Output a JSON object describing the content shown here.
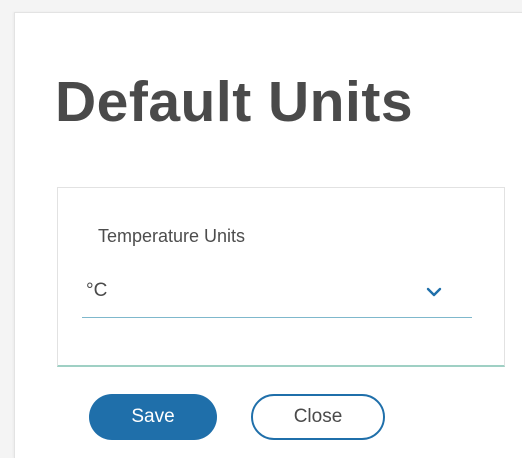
{
  "dialog": {
    "title": "Default Units"
  },
  "temperature_field": {
    "label": "Temperature Units",
    "selected_value": "°C",
    "dropdown_icon": "chevron-down-icon"
  },
  "buttons": {
    "save_label": "Save",
    "close_label": "Close"
  },
  "colors": {
    "primary": "#1f6faa",
    "title_text": "#4a4a4a",
    "field_underline": "#7fb8cc",
    "card_bottom_border": "#9fd0c4"
  }
}
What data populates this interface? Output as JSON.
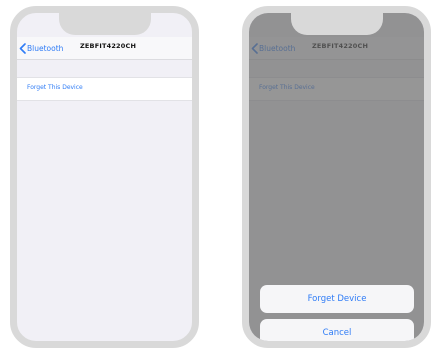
{
  "settings_screen": {
    "back_label": "Bluetooth",
    "device_name": "ZEBFIT4220CH",
    "forget_row_label": "Forget This Device"
  },
  "action_sheet": {
    "forget_label": "Forget Device",
    "cancel_label": "Cancel"
  },
  "colors": {
    "accent": "#2f7cf6",
    "frame": "#d9d9d9",
    "background": "#f1f0f6"
  },
  "icons": {
    "back": "chevron-left-icon"
  }
}
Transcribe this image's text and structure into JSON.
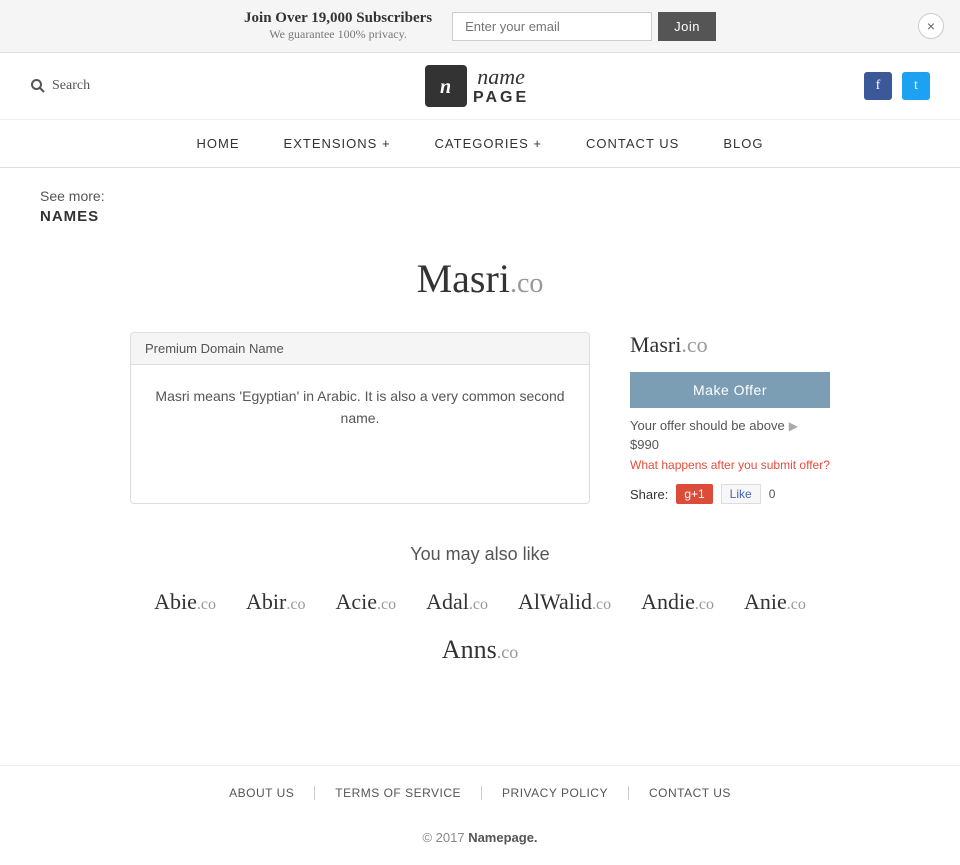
{
  "topBanner": {
    "mainText": "Join Over 19,000 Subscribers",
    "subText": "We guarantee 100% privacy.",
    "emailPlaceholder": "Enter your email",
    "joinLabel": "Join",
    "closeLabel": "×"
  },
  "header": {
    "searchLabel": "Search",
    "logoIconText": "n",
    "logoName": "name",
    "logoPage": "PAGE",
    "facebookIcon": "f",
    "twitterIcon": "t"
  },
  "nav": {
    "items": [
      {
        "label": "HOME"
      },
      {
        "label": "EXTENSIONS +"
      },
      {
        "label": "CATEGORIES +"
      },
      {
        "label": "CONTACT US"
      },
      {
        "label": "BLOG"
      }
    ]
  },
  "seeMore": {
    "label": "See more:",
    "link": "NAMES"
  },
  "domain": {
    "name": "Masri",
    "tld": ".co",
    "fullName": "Masri.co",
    "cardHeader": "Premium Domain Name",
    "description": "Masri means 'Egyptian' in Arabic. It is also a very common second name.",
    "offerButtonLabel": "Make Offer",
    "offerHintText": "Your offer should be above",
    "offerPrice": "$990",
    "whatHappensText": "What happens after you submit offer?",
    "shareLabel": "Share:",
    "gPlusLabel": "g+1",
    "fbLikeLabel": "Like",
    "fbLikeCount": "0"
  },
  "alsoLike": {
    "title": "You may also like",
    "domains": [
      {
        "name": "Abie",
        "tld": ".co"
      },
      {
        "name": "Abir",
        "tld": ".co"
      },
      {
        "name": "Acie",
        "tld": ".co"
      },
      {
        "name": "Adal",
        "tld": ".co"
      },
      {
        "name": "AlWalid",
        "tld": ".co"
      },
      {
        "name": "Andie",
        "tld": ".co"
      },
      {
        "name": "Anie",
        "tld": ".co"
      }
    ],
    "bottomDomain": {
      "name": "Anns",
      "tld": ".co"
    }
  },
  "footer": {
    "links": [
      {
        "label": "ABOUT US"
      },
      {
        "label": "TERMS OF SERVICE"
      },
      {
        "label": "PRIVACY POLICY"
      },
      {
        "label": "CONTACT US"
      }
    ],
    "copyright": "© 2017",
    "copyrightBrand": "Namepage."
  }
}
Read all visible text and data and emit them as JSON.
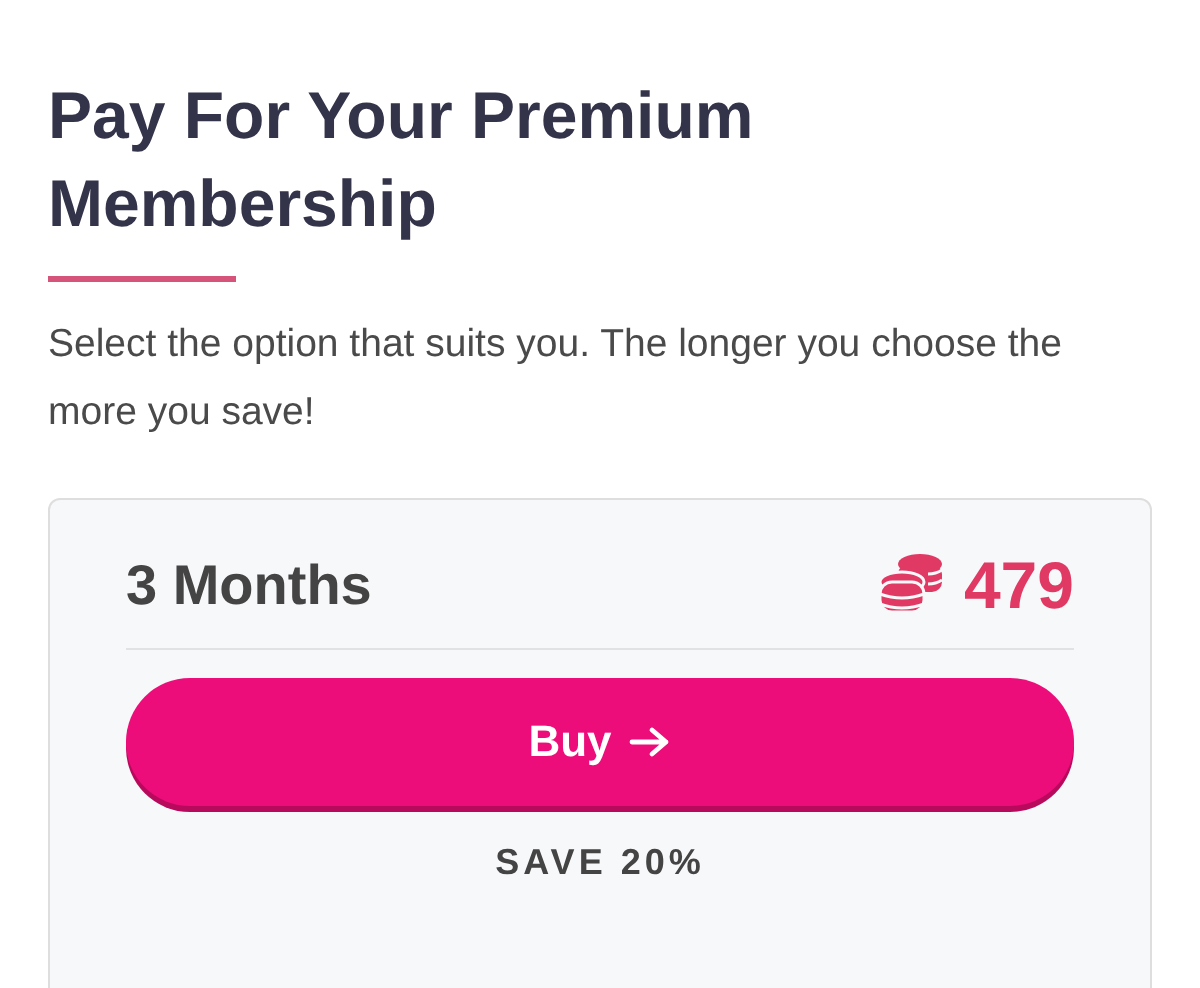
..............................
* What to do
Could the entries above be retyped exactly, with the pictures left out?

* Answer to the exercise
Output a JSON object describing the content shown here.
{
  "dialog": {
    "title": "Default Units"
  },
  "temperature_field": {
    "label": "Temperature Units",
    "selected_value": "°C",
    "dropdown_icon": "chevron-down-icon"
  },
  "buttons": {
    "save_label": "Save",
    "close_label": "Close"
  },
  "colors": {
    "primary": "#1f6faa",
    "title_text": "#4a4a4a",
    "field_underline": "#7fb8cc",
    "card_bottom_border": "#9fd0c4"
  }
}
What data populates this interface? Output as JSON.
{
  "settings_screen": {
    "back_label": "Bluetooth",
    "device_name": "ZEBFIT4220CH",
    "forget_row_label": "Forget This Device"
  },
  "action_sheet": {
    "forget_label": "Forget Device",
    "cancel_label": "Cancel"
  },
  "colors": {
    "accent": "#2f7cf6",
    "frame": "#d9d9d9",
    "background": "#f1f0f6"
  },
  "icons": {
    "back": "chevron-left-icon"
  }
}
Transcribe this image's text and structure into JSON.
{
  "topBanner": {
    "mainText": "Join Over 19,000 Subscribers",
    "subText": "We guarantee 100% privacy.",
    "emailPlaceholder": "Enter your email",
    "joinLabel": "Join",
    "closeLabel": "×"
  },
  "header": {
    "searchLabel": "Search",
    "logoIconText": "n",
    "logoName": "name",
    "logoPage": "PAGE",
    "facebookIcon": "f",
    "twitterIcon": "t"
  },
  "nav": {
    "items": [
      {
        "label": "HOME"
      },
      {
        "label": "EXTENSIONS +"
      },
      {
        "label": "CATEGORIES +"
      },
      {
        "label": "CONTACT US"
      },
      {
        "label": "BLOG"
      }
    ]
  },
  "seeMore": {
    "label": "See more:",
    "link": "NAMES"
  },
  "domain": {
    "name": "Masri",
    "tld": ".co",
    "fullName": "Masri.co",
    "cardHeader": "Premium Domain Name",
    "description": "Masri means 'Egyptian' in Arabic. It is also a very common second name.",
    "offerButtonLabel": "Make Offer",
    "offerHintText": "Your offer should be above",
    "offerPrice": "$990",
    "whatHappensText": "What happens after you submit offer?",
    "shareLabel": "Share:",
    "gPlusLabel": "g+1",
    "fbLikeLabel": "Like",
    "fbLikeCount": "0"
  },
  "alsoLike": {
    "title": "You may also like",
    "domains": [
      {
        "name": "Abie",
        "tld": ".co"
      },
      {
        "name": "Abir",
        "tld": ".co"
      },
      {
        "name": "Acie",
        "tld": ".co"
      },
      {
        "name": "Adal",
        "tld": ".co"
      },
      {
        "name": "AlWalid",
        "tld": ".co"
      },
      {
        "name": "Andie",
        "tld": ".co"
      },
      {
        "name": "Anie",
        "tld": ".co"
      }
    ],
    "bottomDomain": {
      "name": "Anns",
      "tld": ".co"
    }
  },
  "footer": {
    "links": [
      {
        "label": "ABOUT US"
      },
      {
        "label": "TERMS OF SERVICE"
      },
      {
        "label": "PRIVACY POLICY"
      },
      {
        "label": "CONTACT US"
      }
    ],
    "copyright": "© 2017",
    "copyrightBrand": "Namepage."
  }
}
Read all visible text and data and emit them as JSON.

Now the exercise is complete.